Despite all the legal hubbub surrounding the measure, it's looking like the CDC will extend its national eviction ban once again -- at least according to reports. Sources told Reuters this morning that the Centers for Disease Control is considering a one-month extension to its hotly debated eviction ban. This would mark the third extension of the ban since its implementation in September. It's currently set to expire on June 30.
The news comes just days after 44 lawmakers and 22 state Attorneys General announced their support for an extension.
"Without further action, in just eight days, the CDC moratorium will expire, and millions of renters will once again face the threat of eviction," the lawmakers' letter to President Joe Biden and CDC Director Rochelle Walensky read. "As workers and families across the country are just beginning to recoup from the trauma and economic hardship caused by the COVID-19 pandemic, we must take all necessary action to protect them from becoming unhoused during this vulnerable time."
Now, sources are saying the CDC will likely stave off those evictions for at least one more month -- an announcement the agency could make as early as today.
The state of the eviction ban
The CDC's eviction ban has been highly contested in recent months, drawing the ire of landlords, property managers, and real estate agents nationwide.
Its critics have levied numerous lawsuits against the agency, as well as its higher-ups, and in many cases won. A Texas judge deemed the measure unconstitutional back in February, and federal judge Dabney Friedrich struck it down entirely in May.
The decisions are under appeal, though, and the ban still stands -- despite the thousands of landlords and property owners struggling due to unpaid rent.
A group of landlords -- in tandem with the Alabama and Georgia associations of Realtors, have even urged the Supreme Court to step in, citing losses of over $13 billion per month since the moratorium began.
"The agency... [issued] an order on September 4, 2020, that prohibits landlords nationwide from evicting certain tenants who fail to pay rent, backed by criminal penalties, including the specter of six-figure fines," the filing reads. "In doing so, the CDC shifted the pandemic's financial burdens from the nation's 30 to 40 million renters to its 10 to 11 million landlords -- most of whom, like applicants, are individuals and small businesses -- resulting in over $13 billion in unpaid rent per month."
What will happen next?
A lot is up in the air right now.
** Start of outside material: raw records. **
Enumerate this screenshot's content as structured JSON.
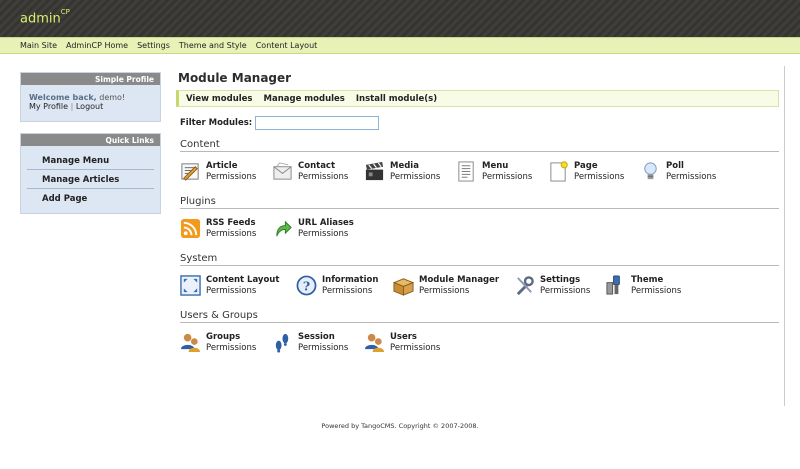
{
  "header": {
    "logo_main": "admin",
    "logo_sup": "CP"
  },
  "topnav": [
    "Main Site",
    "AdminCP Home",
    "Settings",
    "Theme and Style",
    "Content Layout"
  ],
  "sidebar": {
    "profile": {
      "title": "Simple Profile",
      "welcome_prefix": "Welcome back,",
      "username": "demo!",
      "my_profile": "My Profile",
      "separator": "|",
      "logout": "Logout"
    },
    "quick_links": {
      "title": "Quick Links",
      "items": [
        "Manage Menu",
        "Manage Articles",
        "Add Page"
      ]
    }
  },
  "main": {
    "title": "Module Manager",
    "subnav": [
      "View modules",
      "Manage modules",
      "Install module(s)"
    ],
    "filter_label": "Filter Modules:",
    "filter_value": "",
    "sections": [
      {
        "title": "Content",
        "items": [
          {
            "name": "Article",
            "perm": "Permissions",
            "icon": "article-icon"
          },
          {
            "name": "Contact",
            "perm": "Permissions",
            "icon": "contact-icon"
          },
          {
            "name": "Media",
            "perm": "Permissions",
            "icon": "media-icon"
          },
          {
            "name": "Menu",
            "perm": "Permissions",
            "icon": "menu-icon"
          },
          {
            "name": "Page",
            "perm": "Permissions",
            "icon": "page-icon"
          },
          {
            "name": "Poll",
            "perm": "Permissions",
            "icon": "poll-icon"
          }
        ]
      },
      {
        "title": "Plugins",
        "items": [
          {
            "name": "RSS Feeds",
            "perm": "Permissions",
            "icon": "rss-icon"
          },
          {
            "name": "URL Aliases",
            "perm": "Permissions",
            "icon": "url-alias-icon"
          }
        ]
      },
      {
        "title": "System",
        "items": [
          {
            "name": "Content Layout",
            "perm": "Permissions",
            "icon": "content-layout-icon"
          },
          {
            "name": "Information",
            "perm": "Permissions",
            "icon": "information-icon"
          },
          {
            "name": "Module Manager",
            "perm": "Permissions",
            "icon": "module-manager-icon"
          },
          {
            "name": "Settings",
            "perm": "Permissions",
            "icon": "settings-icon"
          },
          {
            "name": "Theme",
            "perm": "Permissions",
            "icon": "theme-icon"
          }
        ]
      },
      {
        "title": "Users & Groups",
        "items": [
          {
            "name": "Groups",
            "perm": "Permissions",
            "icon": "groups-icon"
          },
          {
            "name": "Session",
            "perm": "Permissions",
            "icon": "session-icon"
          },
          {
            "name": "Users",
            "perm": "Permissions",
            "icon": "users-icon"
          }
        ]
      }
    ]
  },
  "footer": "Powered by TangoCMS. Copyright © 2007-2008."
}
If reports are accurate, the CDC will be expanding its current eviction ban through at least July 31.
If not, some states and municipalities already have contingency plans. Hawaii, for example, recently extended its statewide eviction ban until August 6. And according to the Associated Press, California Gov. Gavin Newsom is considering something similar. Cities like Austin, Texas, and Kenmore, Washington, have their own bans as well.
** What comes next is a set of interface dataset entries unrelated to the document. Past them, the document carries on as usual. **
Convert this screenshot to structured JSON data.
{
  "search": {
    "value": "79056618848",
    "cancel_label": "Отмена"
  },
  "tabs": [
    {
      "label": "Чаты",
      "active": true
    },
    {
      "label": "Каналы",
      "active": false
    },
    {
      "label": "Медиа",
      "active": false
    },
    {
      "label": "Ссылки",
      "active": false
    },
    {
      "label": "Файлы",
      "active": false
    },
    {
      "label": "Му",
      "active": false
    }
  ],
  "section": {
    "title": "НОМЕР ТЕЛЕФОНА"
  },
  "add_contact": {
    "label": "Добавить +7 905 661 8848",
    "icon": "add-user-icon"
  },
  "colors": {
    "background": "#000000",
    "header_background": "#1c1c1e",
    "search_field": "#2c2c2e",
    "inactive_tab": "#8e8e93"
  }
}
Finally, there are all the lawsuits to think about. If the Supreme Court agrees to lift the stay on Judge Friedrich's ruling from May, the ban could be lifted altogether.
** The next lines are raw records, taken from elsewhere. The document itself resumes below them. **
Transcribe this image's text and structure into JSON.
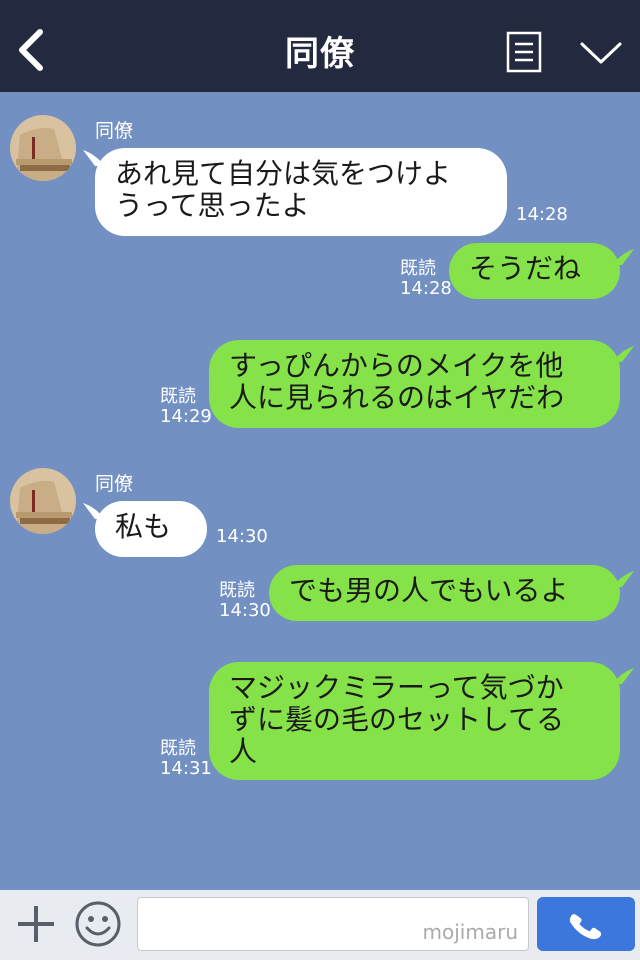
{
  "header": {
    "title": "同僚",
    "back_icon": "chevron-left-icon",
    "menu_icon": "menu-icon",
    "collapse_icon": "chevron-down-icon"
  },
  "messages": [
    {
      "side": "left",
      "sender": "同僚",
      "lines": [
        "あれ見て自分は気をつけよ",
        "うって思ったよ"
      ],
      "time": "14:28"
    },
    {
      "side": "right",
      "read": "既読",
      "time": "14:28",
      "lines": [
        "そうだね"
      ]
    },
    {
      "side": "right",
      "read": "既読",
      "time": "14:29",
      "lines": [
        "すっぴんからのメイクを他",
        "人に見られるのはイヤだわ"
      ]
    },
    {
      "side": "left",
      "sender": "同僚",
      "lines": [
        "私も"
      ],
      "time": "14:30"
    },
    {
      "side": "right",
      "read": "既読",
      "time": "14:30",
      "lines": [
        "でも男の人でもいるよ"
      ]
    },
    {
      "side": "right",
      "read": "既読",
      "time": "14:31",
      "lines": [
        "マジックミラーって気づか",
        "ずに髪の毛のセットしてる",
        "人"
      ]
    }
  ],
  "footer": {
    "plus_icon": "plus-icon",
    "emoji_icon": "smiley-icon",
    "input_placeholder": "mojimaru",
    "call_icon": "phone-icon"
  },
  "colors": {
    "header_bg": "#232a3f",
    "chat_bg": "#7290c2",
    "my_bubble": "#85e249",
    "their_bubble": "#ffffff",
    "call_button": "#3c77de"
  }
}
The bottom line
As with many things during this pandemic, the eviction ban -- not to mention its end date -- is very tenuous. Though the CDC is expected to extend the measure yet another month, there's no telling whether that ban will stand -- particularly with all the litigation surrounding it.
Another (and more troublesome) thought for landlords: If the ban is extended and holds up, there's no guarantee it's the last one on the docket. The agency has already extended the measure multiple times, so it's important to gear up for more potential extensions down the road.
If you haven't already, encourage your tenants to apply for rent assistance in your city or state -- or do it on their behalf. You should also take steps to cut costs, or consider one of these three options.